═══ DATA RECORDS
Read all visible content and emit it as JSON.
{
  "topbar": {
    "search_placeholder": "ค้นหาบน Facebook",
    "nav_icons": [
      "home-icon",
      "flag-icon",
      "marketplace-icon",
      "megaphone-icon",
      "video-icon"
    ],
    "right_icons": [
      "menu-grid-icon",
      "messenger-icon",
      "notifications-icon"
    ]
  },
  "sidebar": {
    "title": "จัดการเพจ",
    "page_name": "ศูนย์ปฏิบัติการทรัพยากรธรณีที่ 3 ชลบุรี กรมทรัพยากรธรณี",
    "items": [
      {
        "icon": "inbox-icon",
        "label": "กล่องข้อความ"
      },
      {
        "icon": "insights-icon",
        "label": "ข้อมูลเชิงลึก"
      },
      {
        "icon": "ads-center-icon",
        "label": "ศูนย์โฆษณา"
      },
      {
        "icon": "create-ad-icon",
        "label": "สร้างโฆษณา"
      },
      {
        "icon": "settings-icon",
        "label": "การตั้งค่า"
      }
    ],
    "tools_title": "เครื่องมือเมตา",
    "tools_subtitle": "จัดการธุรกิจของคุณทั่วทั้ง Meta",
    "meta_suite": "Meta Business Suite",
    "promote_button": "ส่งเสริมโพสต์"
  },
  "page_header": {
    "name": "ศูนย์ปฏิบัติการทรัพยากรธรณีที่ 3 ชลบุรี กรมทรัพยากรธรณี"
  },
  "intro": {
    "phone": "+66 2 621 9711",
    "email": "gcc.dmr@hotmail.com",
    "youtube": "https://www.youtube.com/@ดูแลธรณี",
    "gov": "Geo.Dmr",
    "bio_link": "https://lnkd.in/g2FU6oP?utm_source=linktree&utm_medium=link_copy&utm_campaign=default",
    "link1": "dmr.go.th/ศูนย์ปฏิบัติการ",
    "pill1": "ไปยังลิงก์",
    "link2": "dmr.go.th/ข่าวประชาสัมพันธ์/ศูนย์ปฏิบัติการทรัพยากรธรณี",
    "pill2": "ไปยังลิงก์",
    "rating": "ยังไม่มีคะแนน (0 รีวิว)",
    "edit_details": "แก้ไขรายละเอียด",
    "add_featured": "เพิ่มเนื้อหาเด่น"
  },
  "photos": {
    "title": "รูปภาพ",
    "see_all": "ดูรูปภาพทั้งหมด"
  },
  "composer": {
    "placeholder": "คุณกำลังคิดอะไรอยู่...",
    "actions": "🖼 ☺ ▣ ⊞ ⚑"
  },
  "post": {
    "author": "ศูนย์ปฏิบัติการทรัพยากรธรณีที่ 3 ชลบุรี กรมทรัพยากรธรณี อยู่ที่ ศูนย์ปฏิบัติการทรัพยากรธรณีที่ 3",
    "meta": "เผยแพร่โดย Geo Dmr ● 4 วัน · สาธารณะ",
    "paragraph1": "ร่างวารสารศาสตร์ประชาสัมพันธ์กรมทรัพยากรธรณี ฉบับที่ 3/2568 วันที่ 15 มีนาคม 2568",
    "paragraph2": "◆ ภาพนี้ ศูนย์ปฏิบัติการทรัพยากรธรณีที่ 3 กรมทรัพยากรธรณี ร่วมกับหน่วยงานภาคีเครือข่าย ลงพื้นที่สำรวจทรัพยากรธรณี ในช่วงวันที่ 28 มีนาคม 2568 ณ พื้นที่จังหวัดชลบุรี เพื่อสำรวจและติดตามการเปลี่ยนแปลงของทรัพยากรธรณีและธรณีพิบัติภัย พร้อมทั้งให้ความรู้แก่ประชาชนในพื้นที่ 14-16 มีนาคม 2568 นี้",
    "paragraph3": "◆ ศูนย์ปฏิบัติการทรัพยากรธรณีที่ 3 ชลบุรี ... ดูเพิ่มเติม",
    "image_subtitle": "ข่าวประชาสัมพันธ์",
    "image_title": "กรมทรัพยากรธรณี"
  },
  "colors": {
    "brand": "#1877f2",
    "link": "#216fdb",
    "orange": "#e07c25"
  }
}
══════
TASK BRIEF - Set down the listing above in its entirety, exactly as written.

TASK SOLUTION -
Read all visible content and emit it as JSON.
{
  "topbar": {
    "search_placeholder": "ค้นหาบน Facebook",
    "nav_icons": [
      "home-icon",
      "flag-icon",
      "marketplace-icon",
      "megaphone-icon",
      "video-icon"
    ],
    "right_icons": [
      "menu-grid-icon",
      "messenger-icon",
      "notifications-icon"
    ]
  },
  "sidebar": {
    "title": "จัดการเพจ",
    "page_name": "ศูนย์ปฏิบัติการทรัพยากรธรณีที่ 3 ชลบุรี กรมทรัพยากรธรณี",
    "items": [
      {
        "icon": "inbox-icon",
        "label": "กล่องข้อความ"
      },
      {
        "icon": "insights-icon",
        "label": "ข้อมูลเชิงลึก"
      },
      {
        "icon": "ads-center-icon",
        "label": "ศูนย์โฆษณา"
      },
      {
        "icon": "create-ad-icon",
        "label": "สร้างโฆษณา"
      },
      {
        "icon": "settings-icon",
        "label": "การตั้งค่า"
      }
    ],
    "tools_title": "เครื่องมือเมตา",
    "tools_subtitle": "จัดการธุรกิจของคุณทั่วทั้ง Meta",
    "meta_suite": "Meta Business Suite",
    "promote_button": "ส่งเสริมโพสต์"
  },
  "page_header": {
    "name": "ศูนย์ปฏิบัติการทรัพยากรธรณีที่ 3 ชลบุรี กรมทรัพยากรธรณี"
  },
  "intro": {
    "phone": "+66 2 621 9711",
    "email": "gcc.dmr@hotmail.com",
    "youtube": "https://www.youtube.com/@ดูแลธรณี",
    "gov": "Geo.Dmr",
    "bio_link": "https://lnkd.in/g2FU6oP?utm_source=linktree&utm_medium=link_copy&utm_campaign=default",
    "link1": "dmr.go.th/ศูนย์ปฏิบัติการ",
    "pill1": "ไปยังลิงก์",
    "link2": "dmr.go.th/ข่าวประชาสัมพันธ์/ศูนย์ปฏิบัติการทรัพยากรธรณี",
    "pill2": "ไปยังลิงก์",
    "rating": "ยังไม่มีคะแนน (0 รีวิว)",
    "edit_details": "แก้ไขรายละเอียด",
    "add_featured": "เพิ่มเนื้อหาเด่น"
  },
  "photos": {
    "title": "รูปภาพ",
    "see_all": "ดูรูปภาพทั้งหมด"
  },
  "composer": {
    "placeholder": "คุณกำลังคิดอะไรอยู่...",
    "actions": "🖼 ☺ ▣ ⊞ ⚑"
  },
  "post": {
    "author": "ศูนย์ปฏิบัติการทรัพยากรธรณีที่ 3 ชลบุรี กรมทรัพยากรธรณี อยู่ที่ ศูนย์ปฏิบัติการทรัพยากรธรณีที่ 3",
    "meta": "เผยแพร่โดย Geo Dmr ● 4 วัน · สาธารณะ",
    "paragraph1": "ร่างวารสารศาสตร์ประชาสัมพันธ์กรมทรัพยากรธรณี ฉบับที่ 3/2568 วันที่ 15 มีนาคม 2568",
    "paragraph2": "◆ ภาพนี้ ศูนย์ปฏิบัติการทรัพยากรธรณีที่ 3 กรมทรัพยากรธรณี ร่วมกับหน่วยงานภาคีเครือข่าย ลงพื้นที่สำรวจทรัพยากรธรณี ในช่วงวันที่ 28 มีนาคม 2568 ณ พื้นที่จังหวัดชลบุรี เพื่อสำรวจและติดตามการเปลี่ยนแปลงของทรัพยากรธรณีและธรณีพิบัติภัย พร้อมทั้งให้ความรู้แก่ประชาชนในพื้นที่ 14-16 มีนาคม 2568 นี้",
    "paragraph3": "◆ ศูนย์ปฏิบัติการทรัพยากรธรณีที่ 3 ชลบุรี ... ดูเพิ่มเติม",
    "image_subtitle": "ข่าวประชาสัมพันธ์",
    "image_title": "กรมทรัพยากรธรณี"
  },
  "colors": {
    "brand": "#1877f2",
    "link": "#216fdb",
    "orange": "#e07c25"
  }
}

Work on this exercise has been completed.